“We take pride in the fact that the Firebrick Wind Project will be an economic engine to the community as the firebrick industry was a generation ago,” said Monte Ten Kley, the director of strategic development at Tenaska in an exclusive interview with The Vandalia Leader.

The impact study found that the project is expected to generate electricity and revenues for Audrain County for approximately 30 years. Development of the project began in 2020 and is expected to continue in 2021 with construction slated to start in 2022, Ten Kley said.

Tenaska expects operations to begin in 2023 or 2024.

“There will be approximately 70 to 150 turbines rated at an electricity production of between 2 to 5.5 megawatts each,” Ten Kley added.

The economic impact analysis was prepared by Strategic Economic Research led by Dr. David G. Loomis, one of the nation’s leading experts on renewable energy. Loomis is a professor of economics at Illinois State University and co-founder of the Center for Renewable Energy.

Wind farms create numerous economic benefits that continue to last for decades, the report said. The Firebrick Wind Project, in particular, represents an investment of $495 million in Audrain County.

 

Jobs

Job opportunities in the local area during both the short-term construction phase and the long-term operational phase are expected to be created.

Short-term construction jobs include both workers at the wind farm site and jobs created along the supply chain. The report estimates there will be 509 new jobs during construction for Audrain County. This figure includes 115 direct jobs, 328 indirect jobs and 67 “induced jobs.”

Indirect jobs are created by the economic impact of the project on the regional economy. For example, when the project purchases goods in the region and pays for local services. Induced jobs, on the other hand, are created when employees of the project and supporting industries spend wages in the local economy.

The 115 direct short-term jobs created during construction are based on full-time equivalent hours over the course of a year. If part-time and temporary jobs are included, the construction of the Firebrick Wind Farm could actually involve hiring closer to 230 workers during construction.

The Firebrick Wind Project will create 49 new long-term jobs for Audrain County. These include 19 direct jobs, 21 indirect jobs and nine induced jobs. The long-term jobs will be wind turbine technicians, supervisors and supply chain jobs.

 

Output

The projected total output of the project is expected to be $312.9 million over the next 30 years for Audrain County. This is based on $69.9 million during construction plus $8.1 million annually.

At a capacity of 400 MW, the project is expected to provide $2.4 million per year in additional revenue for local governments. This analysis is based on a payment of $6,000 per MW per year.

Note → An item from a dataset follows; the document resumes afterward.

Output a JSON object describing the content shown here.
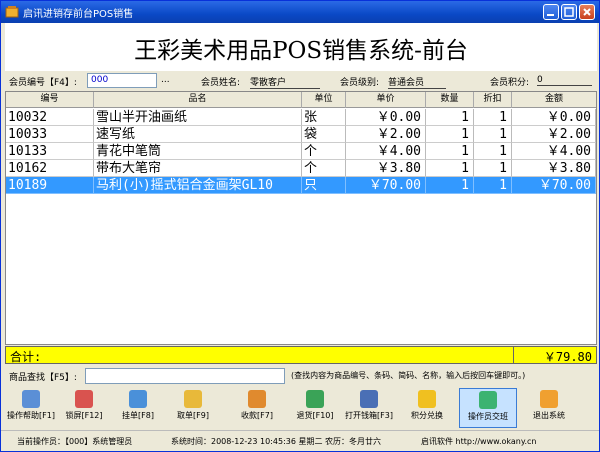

This revenue would be in the form of $72 million in property taxes over a 30-year period, including about $48 million for school districts, $11.7 for Audrain County and $12 million for the Audrain Ambulance District, Tri-County Nursing Home District, Mexico-Audrain Public Library District, Fire Protection District and the Audrain County Health Center.

 

Leased Land

Only a small portion of the total project footprint is used for the turbines, access roads, feeder lines and substations. Wind developers typically lease the land for the turbines from local landowners without materially affecting ongoing agricultural uses.

For the Firebrick Wind Project, it is anticipated that only about 1% to 2% of the total leased land will actually contain facilities. Each turbine and the associated access road will use approximately two thirds of an acre of farmland.

Regarding turbine locations, as with any development project, there are a number of factors that will ultimately determine the final layout. Once Tenaska completes the land leasing phase, it will start to determine where wind turbines will be sited.

Tenaska is an independent power producer that develops, builds, owns and manages energy projects. It sells power wholesale to utilities but does not provide distribution services directly to local residents and companies. Utilities often contract with Tenaska for power from its energy projects.

 

GRAPHIC

Summary of economic impact of the Firebrick Wind Project on Audrain County by Strategic Economic Research.